Input for this task:
····················

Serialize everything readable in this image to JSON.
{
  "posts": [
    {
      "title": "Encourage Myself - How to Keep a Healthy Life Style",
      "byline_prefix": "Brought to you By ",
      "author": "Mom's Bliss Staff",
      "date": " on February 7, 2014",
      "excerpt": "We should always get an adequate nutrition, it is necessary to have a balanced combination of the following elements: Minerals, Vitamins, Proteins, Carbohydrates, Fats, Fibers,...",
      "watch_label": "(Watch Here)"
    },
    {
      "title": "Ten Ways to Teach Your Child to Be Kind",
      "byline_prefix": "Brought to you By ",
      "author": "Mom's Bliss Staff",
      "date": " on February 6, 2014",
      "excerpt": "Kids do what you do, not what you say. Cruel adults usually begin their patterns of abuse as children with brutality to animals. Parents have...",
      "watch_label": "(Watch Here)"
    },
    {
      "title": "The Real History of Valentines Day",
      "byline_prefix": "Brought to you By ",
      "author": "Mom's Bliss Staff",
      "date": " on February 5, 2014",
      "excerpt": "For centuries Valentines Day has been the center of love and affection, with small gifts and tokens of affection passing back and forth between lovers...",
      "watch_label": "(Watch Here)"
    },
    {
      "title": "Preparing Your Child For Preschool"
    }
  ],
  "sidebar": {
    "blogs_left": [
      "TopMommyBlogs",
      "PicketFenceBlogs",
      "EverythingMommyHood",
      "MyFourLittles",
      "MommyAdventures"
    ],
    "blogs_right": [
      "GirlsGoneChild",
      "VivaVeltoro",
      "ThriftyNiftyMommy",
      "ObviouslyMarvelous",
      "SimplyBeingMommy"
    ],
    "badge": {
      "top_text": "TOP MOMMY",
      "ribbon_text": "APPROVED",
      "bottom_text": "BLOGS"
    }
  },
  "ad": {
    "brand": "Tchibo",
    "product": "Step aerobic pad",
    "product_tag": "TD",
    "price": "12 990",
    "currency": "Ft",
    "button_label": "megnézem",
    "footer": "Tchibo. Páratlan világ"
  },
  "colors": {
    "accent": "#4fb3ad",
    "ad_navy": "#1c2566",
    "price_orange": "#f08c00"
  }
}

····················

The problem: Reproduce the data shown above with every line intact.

Reply to the task:
Serialize everything readable in this image to JSON.
{
  "posts": [
    {
      "title": "Encourage Myself - How to Keep a Healthy Life Style",
      "byline_prefix": "Brought to you By ",
      "author": "Mom's Bliss Staff",
      "date": " on February 7, 2014",
      "excerpt": "We should always get an adequate nutrition, it is necessary to have a balanced combination of the following elements: Minerals, Vitamins, Proteins, Carbohydrates, Fats, Fibers,...",
      "watch_label": "(Watch Here)"
    },
    {
      "title": "Ten Ways to Teach Your Child to Be Kind",
      "byline_prefix": "Brought to you By ",
      "author": "Mom's Bliss Staff",
      "date": " on February 6, 2014",
      "excerpt": "Kids do what you do, not what you say. Cruel adults usually begin their patterns of abuse as children with brutality to animals. Parents have...",
      "watch_label": "(Watch Here)"
    },
    {
      "title": "The Real History of Valentines Day",
      "byline_prefix": "Brought to you By ",
      "author": "Mom's Bliss Staff",
      "date": " on February 5, 2014",
      "excerpt": "For centuries Valentines Day has been the center of love and affection, with small gifts and tokens of affection passing back and forth between lovers...",
      "watch_label": "(Watch Here)"
    },
    {
      "title": "Preparing Your Child For Preschool"
    }
  ],
  "sidebar": {
    "blogs_left": [
      "TopMommyBlogs",
      "PicketFenceBlogs",
      "EverythingMommyHood",
      "MyFourLittles",
      "MommyAdventures"
    ],
    "blogs_right": [
      "GirlsGoneChild",
      "VivaVeltoro",
      "ThriftyNiftyMommy",
      "ObviouslyMarvelous",
      "SimplyBeingMommy"
    ],
    "badge": {
      "top_text": "TOP MOMMY",
      "ribbon_text": "APPROVED",
      "bottom_text": "BLOGS"
    }
  },
  "ad": {
    "brand": "Tchibo",
    "product": "Step aerobic pad",
    "product_tag": "TD",
    "price": "12 990",
    "currency": "Ft",
    "button_label": "megnézem",
    "footer": "Tchibo. Páratlan világ"
  },
  "colors": {
    "accent": "#4fb3ad",
    "ad_navy": "#1c2566",
    "price_orange": "#f08c00"
  }
}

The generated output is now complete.